Shot put 

The shot is held on the shoulder with one hand before it is ‘put’ but not thrown.

The shot must be made out of a hard metal such as iron or brass and must be spherical with a smooth finish. The shot can weigh between 2 and 7.6kg.

As with the above events the athlete who managed to throw the shot put the furthest is declared the winner.

Road Racing  

The marathon takes place on the roads of the host city. Competitors are split into male and female, as well as by classification and run at separate times. All competitors wait just before start line (making sure that no athlete has his foot or front wheel touching the line) for the gun, cannon or air horn to sound to announce the start of the race. The competitors then run, or ‘traverse’ the 26.2mile distance and the first person to cross the finish line is declared the winner.

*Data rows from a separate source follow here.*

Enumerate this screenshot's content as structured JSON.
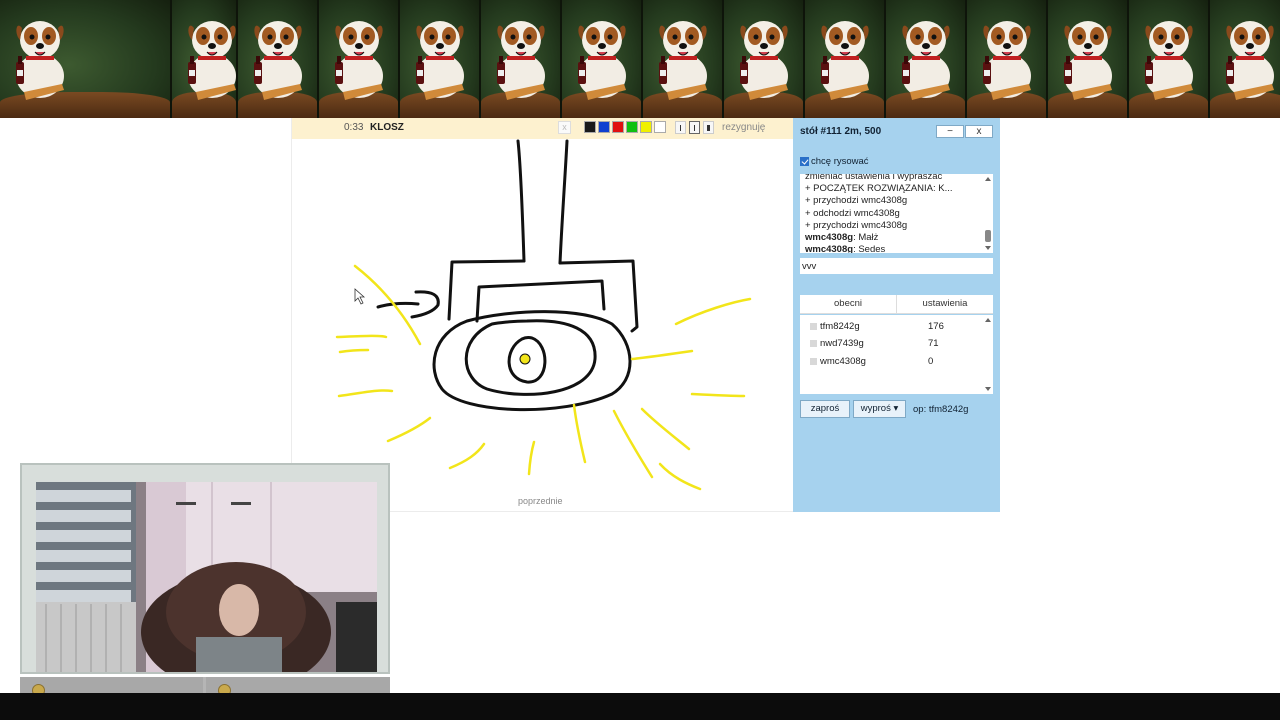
{
  "game": {
    "timer": "0:33",
    "word": "KLOSZ",
    "clear_label": "x",
    "give_up_label": "rezygnuję",
    "previous_label": "poprzednie",
    "colors": [
      "#1a1a1a",
      "#1040d0",
      "#e01010",
      "#10c010",
      "#f0f000",
      "#ffffff"
    ]
  },
  "panel": {
    "title": "stół #111   2m, 500",
    "minimize_label": "−",
    "close_label": "x",
    "want_draw_label": "chcę rysować",
    "chat_lines": [
      {
        "name": "",
        "text": "zmieniać ustawienia i wypraszać"
      },
      {
        "name": "",
        "text": "+ POCZĄTEK ROZWIĄZANIA: K..."
      },
      {
        "name": "",
        "text": "+ przychodzi wmc4308g"
      },
      {
        "name": "",
        "text": "+ odchodzi wmc4308g"
      },
      {
        "name": "",
        "text": "+ przychodzi wmc4308g"
      },
      {
        "name": "wmc4308g",
        "text": ": Małż"
      },
      {
        "name": "wmc4308g",
        "text": ": Sedes"
      }
    ],
    "chat_input_value": "vvv",
    "tabs": [
      "obecni",
      "ustawienia"
    ],
    "players": [
      {
        "name": "tfm8242g",
        "score": "176"
      },
      {
        "name": "nwd7439g",
        "score": "71"
      },
      {
        "name": "wmc4308g",
        "score": "0"
      }
    ],
    "invite_label": "zaproś",
    "kick_label": "wyproś ▾",
    "op_label": "op: tfm8242g"
  }
}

The sports athletes compete in during the pentathlon differ according to their disability:

  • Visual impairment - long jump, javelin, 100m, discus, 1500m
  • Amputee - long jump, shot put, 100m, discus, 400m
  • Spinal disability - shot put, javelin, 200m, discus, 1500m

The same rules apply as for these as stand-alone events.

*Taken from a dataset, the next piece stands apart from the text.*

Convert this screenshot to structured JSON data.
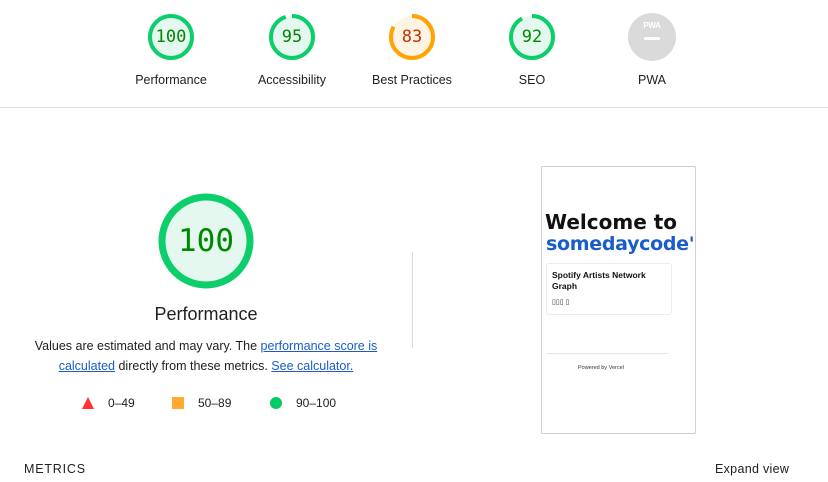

Each competitor gains points for each individual element and the athlete with the highest score after all five events wins the gold medal.

Governing bodies

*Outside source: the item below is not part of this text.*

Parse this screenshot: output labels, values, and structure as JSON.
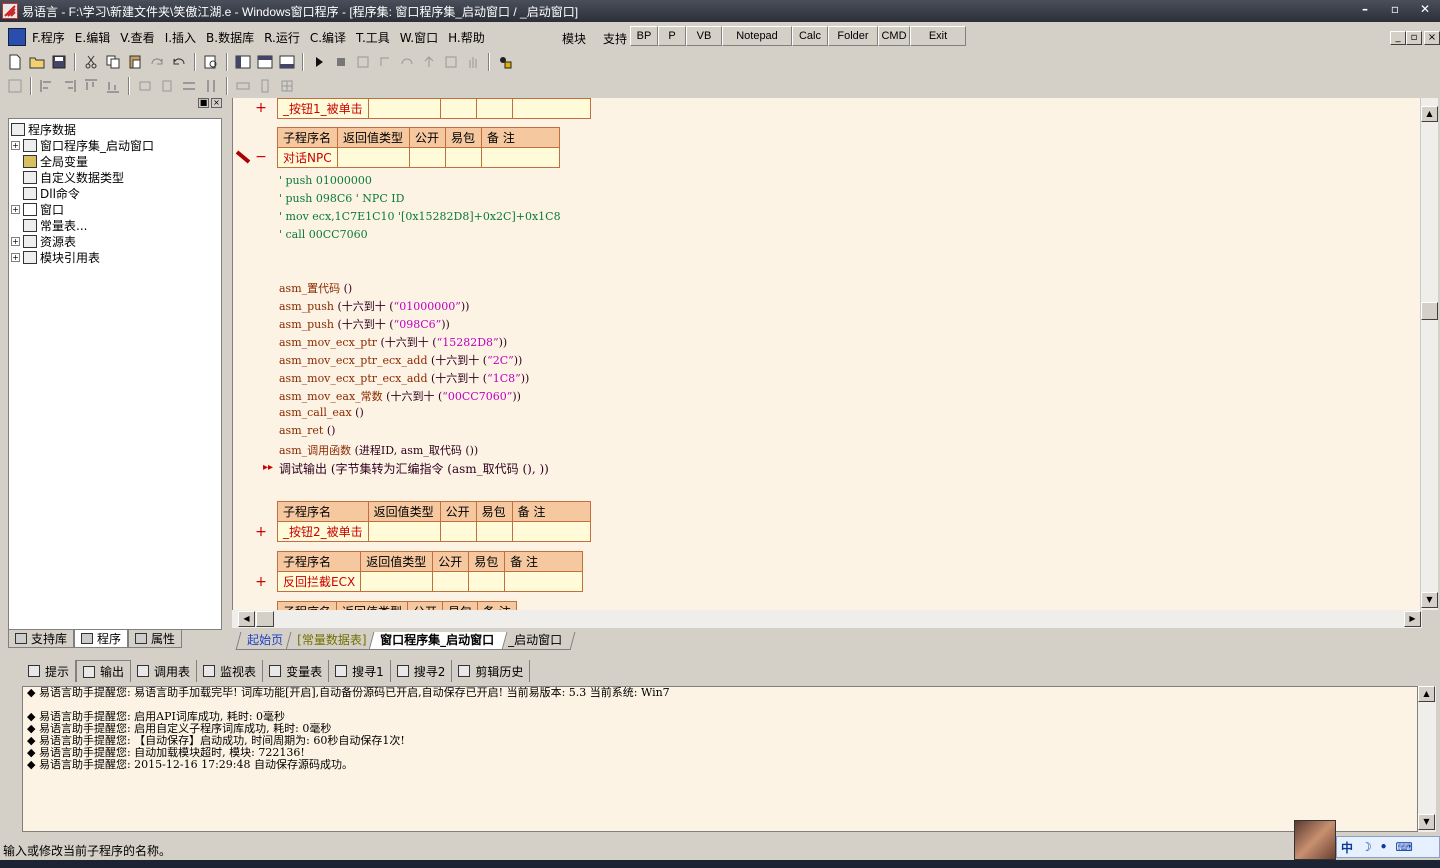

Internationally, para athletics is governed by the International Paralympic Committee (IPC) and co-ordinated by the World Para Athletics Sports Technical Committee. 

UK Athletics is the Member Federation of the IAAF responsible for athletics in the United Kingdom of Great Britain & Northern Ireland. 

The British Wheelchair Racing Association (BWRA) is the governing body for wheelchair racing in Great Britain.

Regional clubs 

UK Wide
The British Paralympic Association has created an online directory, Parasport, where you can search for and find out about sport and physical activity in your area. 
British Athletics is the consumer brand of the governing body 'UK Athletics' their website has links to the home countries athletics organisations here. 

England & Scotland
A list clubs including the impairments they cater for can be found at the following link:

Disability Sport Wales has a club finder here.

Northern Ireland
Athletics NI run Para Athlete training sessions throughout the year, information and contact details can be found here.


Athletics stories and videos

Video still of an interview with James Brown Visually-impaired runner James Brown

James Brown won gold as a visually-impaired runner at New York in 1984. He also coached and acted as a guide runner for Darren Cook, a completely blind middle-distance runner, when he took three gold medals at the World Youth Games for the Disabled at St Etienne in the 1980s. Read more

Archive Film Footage of the 1984 Stoke Mandeville Games

Including Dorothy Ripley taking gold and the world record in the women's shot put.

video still of Danny Crates

Transitioning from rugby to amputee running

Danny Crates talks about transitioning from able bodied rugby to amputee running. Read more

Middle distance amputee running

Danny Crates discusses middle distance running as an amputee. Read more

Commentating at London 2012

Danny Crates talks about commentating at the London 2012 Games. Read more

Ernie Guild takes up shot put

"As a disabled person, I was probably luckier than a lot of others… because I have always done a lot of medicine ball work and things like that so I have upper body strength." Read more

Head and shoulders photo of Isabel Newstead with her gold medal Isabel Newstead - a biography

Born Isabel Barr in Glasgow, Isabel swam competitively as a young girl.  In her late teens her spinal cord was damaged by a virus which left her paralysed from the chest down. Read more

John Harris preparing to throw the discus in 1984 John Harris describes his long journey into athletics

"As a teenager I had always been into sport: I used to do gymnastics, rugby and boxing – a bit of everything. So my accident was completely devastating for me. They fixed up my body, but they couldn’t fix my head." Read more

Tony Griffin with his winning medals at the 1984 New York Games Paralympics legacy

Tony Griffin talks about what the Paralympics means to him. Read more

Shot put and discus throwing

A video of discus and shot put being played in Stoke Mandeville and at the 1964 Tokyo Games.